-3) students can also be taught about how to adorn their bodies in ways that represent cultural pride. So, at the school where I was a teacher, it was encouraged, and at times, mandated, that teachers, students, and staff adorn our bodies with African clothing. It was also common for many girls at the school to wear their hair in its natural state. This was such a beautiful sight to see so many young African American girls wear their hair in Afros, locs, twists, and other natural hairstyles.
-4) a diet that reflects the values and traditions of African-American nutrition. Now, I want to be very specific and clear here–this diet can and must contain foods that are nutritionally whole. At this school, where I worked, we had ladies in the kitchen who prepared HOMEMADE meals everyday, that were vegetarian and, if necessary, vegan. As part of the culture of this school, meat was never served at the school. The founders of the school believed that African American children should have access to nutritionally sound diets, so they ensured that children were not eating meats, processed foods, or foods high with sugar and salt. And on Thursdays, were “soul food Thursdays” and maaaaan, this food was so good! And it was so tasty, that you did not even think about the fact that you were not eating meat.
So, in sum, I want us to consider the various ways that we can improve our classrooms, schools, and educational environments for the success of Black children. These are just some ideas that I have–I will do another blog where I explicate some additional ideas.

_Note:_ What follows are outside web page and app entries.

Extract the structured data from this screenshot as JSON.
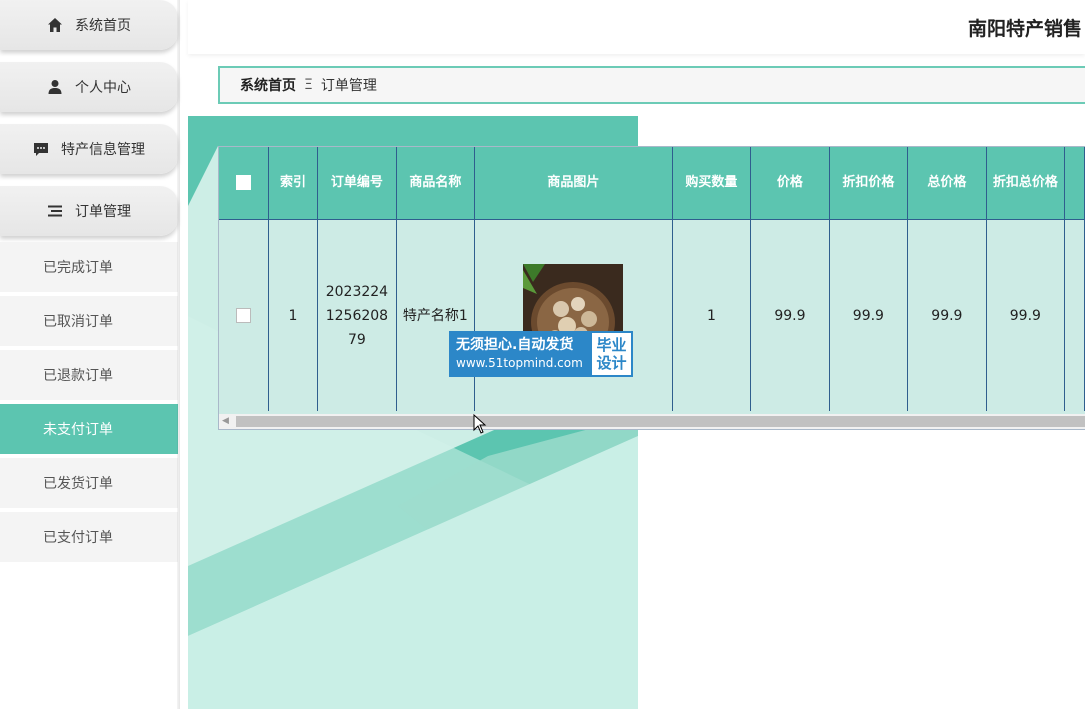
{
  "sidebar": {
    "menu": [
      {
        "label": "系统首页",
        "icon": "home-icon"
      },
      {
        "label": "个人中心",
        "icon": "user-icon"
      },
      {
        "label": "特产信息管理",
        "icon": "message-icon"
      },
      {
        "label": "订单管理",
        "icon": "list-icon"
      }
    ],
    "submenu": [
      {
        "label": "已完成订单",
        "active": false
      },
      {
        "label": "已取消订单",
        "active": false
      },
      {
        "label": "已退款订单",
        "active": false
      },
      {
        "label": "未支付订单",
        "active": true
      },
      {
        "label": "已发货订单",
        "active": false
      },
      {
        "label": "已支付订单",
        "active": false
      }
    ]
  },
  "header": {
    "title": "南阳特产销售"
  },
  "breadcrumb": {
    "home": "系统首页",
    "separator": "Ξ",
    "current": "订单管理"
  },
  "table": {
    "columns": [
      "索引",
      "订单编号",
      "商品名称",
      "商品图片",
      "购买数量",
      "价格",
      "折扣价格",
      "总价格",
      "折扣总价格"
    ],
    "rows": [
      {
        "index": "1",
        "order_no": "20232241256208 79",
        "product_name": "特产名称1",
        "image": "shiitake-mushrooms-photo",
        "quantity": "1",
        "price": "99.9",
        "discount_price": "99.9",
        "total_price": "99.9",
        "discount_total": "99.9"
      }
    ]
  },
  "watermark": {
    "line1": "无须担心.自动发货",
    "line2": "www.51topmind.com",
    "badge1": "毕业",
    "badge2": "设计"
  },
  "colors": {
    "accent": "#5cc5b0",
    "header_text": "#ffffff",
    "row_bg": "#cdebe5"
  }
}
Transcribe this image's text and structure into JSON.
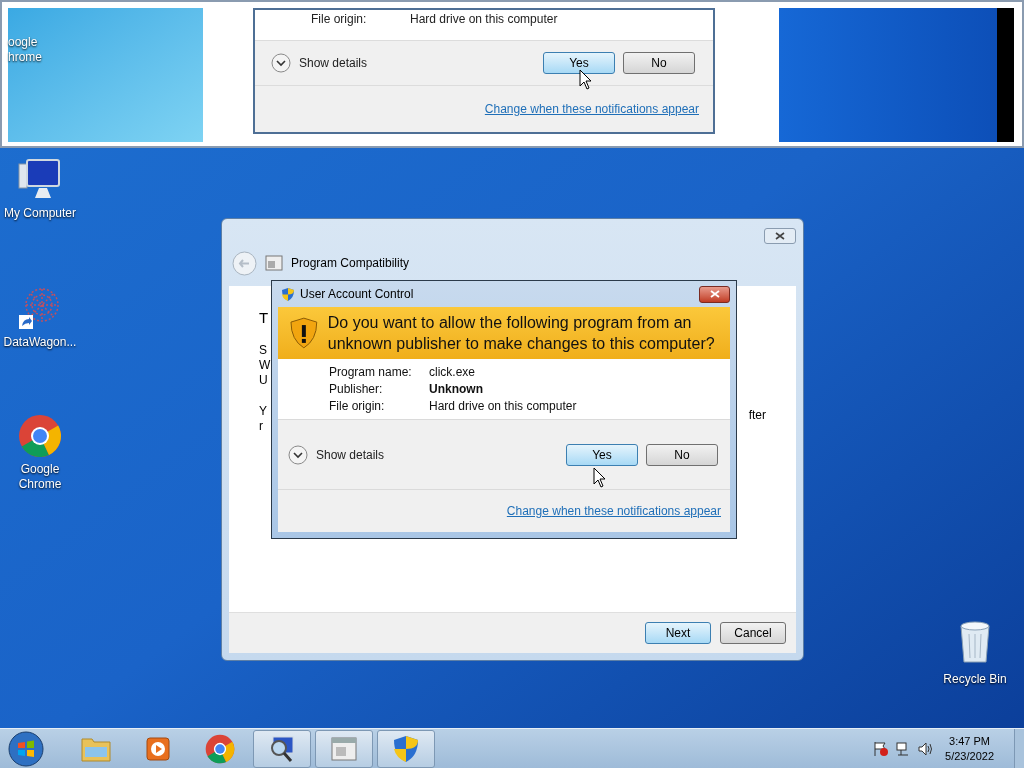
{
  "inset": {
    "desktop_label_lines": [
      "oogle",
      "hrome"
    ],
    "dialog": {
      "field_label": "File origin:",
      "field_value": "Hard drive on this computer",
      "details_toggle": "Show details",
      "buttons": [
        {
          "label": "Yes",
          "focused": true
        },
        {
          "label": "No",
          "focused": false
        }
      ],
      "link": "Change when these notifications appear"
    }
  },
  "desktop_icons": [
    {
      "kind": "computer",
      "label": "My Computer"
    },
    {
      "kind": "shortcut-app",
      "label": "DataWagon..."
    },
    {
      "kind": "chrome",
      "label": "Google Chrome"
    }
  ],
  "recycle_bin": {
    "label": "Recycle Bin"
  },
  "wizard": {
    "title": "Program Compatibility",
    "left_fragments": [
      "T",
      "S",
      "W",
      "U",
      "Y",
      "r"
    ],
    "right_fragment": "fter",
    "buttons": [
      {
        "label": "Next",
        "focused": true
      },
      {
        "label": "Cancel",
        "focused": false
      }
    ]
  },
  "uac": {
    "title": "User Account Control",
    "question": "Do you want to allow the following program from an unknown publisher to make changes to this computer?",
    "fields": [
      {
        "label": "Program name:",
        "value": "click.exe",
        "bold": false
      },
      {
        "label": "Publisher:",
        "value": "Unknown",
        "bold": true
      },
      {
        "label": "File origin:",
        "value": "Hard drive on this computer",
        "bold": false
      }
    ],
    "details_toggle": "Show details",
    "buttons": [
      {
        "label": "Yes",
        "focused": true
      },
      {
        "label": "No",
        "focused": false
      }
    ],
    "link": "Change when these notifications appear"
  },
  "taskbar": {
    "items": [
      {
        "kind": "folder",
        "open": false
      },
      {
        "kind": "media",
        "open": false
      },
      {
        "kind": "chrome",
        "open": false
      },
      {
        "kind": "magnifier",
        "open": true
      },
      {
        "kind": "window",
        "open": true
      },
      {
        "kind": "shield",
        "open": true
      }
    ],
    "time": "3:47 PM",
    "date": "5/23/2022"
  }
}
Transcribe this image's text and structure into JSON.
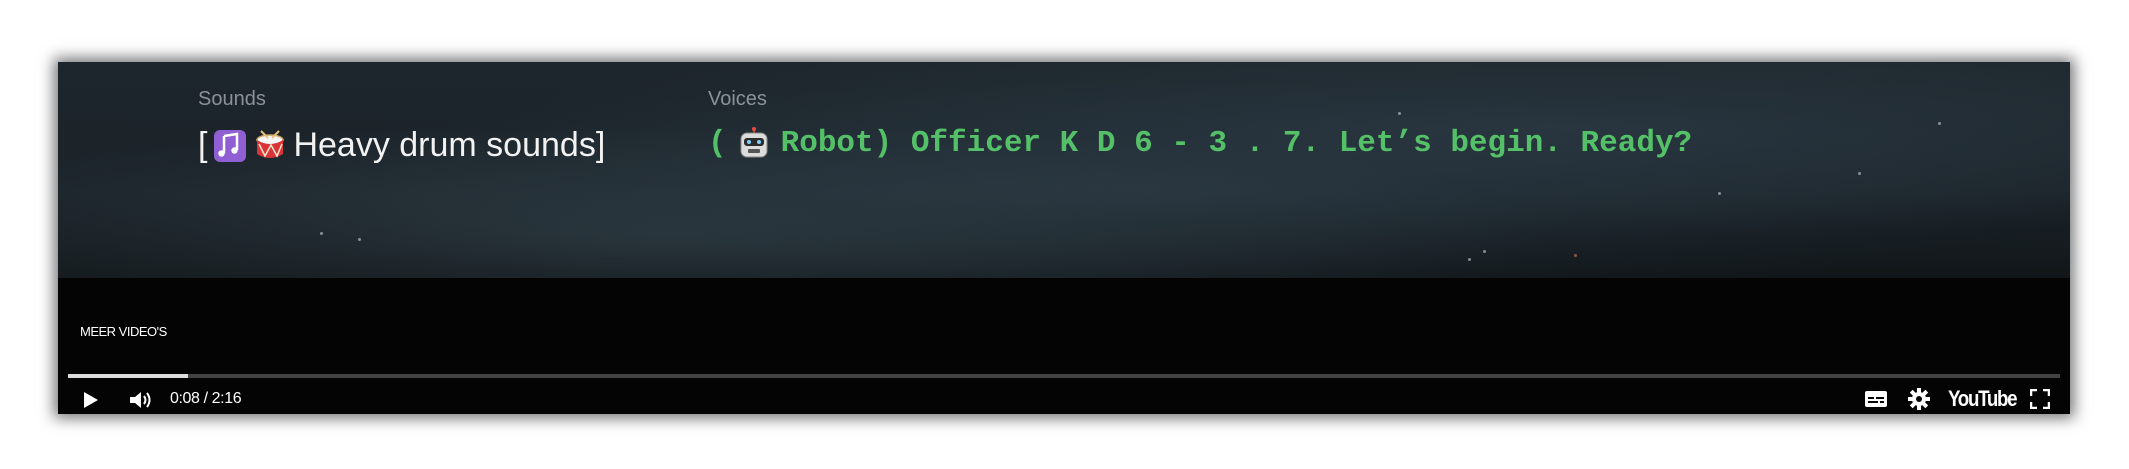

I also want to suggest some academic researchers who, for decades, have provided rich scholarship on the curriculum, instructional practices, and theoretical frameworks for ensuring academic achievement for African American students in U.S. schools. Their books, academic journal articles, lectures, and scholarly presentations are replete with excellent ideas. If you just do a google search on their names or YouTube some of their lectures, you will see their work. I also want to give a huge salute to each of these educators, whose work have impacted my own thinking and teaching practices very deeply.
(In no particular order–just names as they came to my mind)
Maisha Winn/Maisha Fisher
Debra Ren-Etta Sullivan
Carol Lee & Haki Madhubuti (Mama Safisha & Baba Haki)
Molefi K. Asante
Carter G. Woodson
Anna Julia Cooper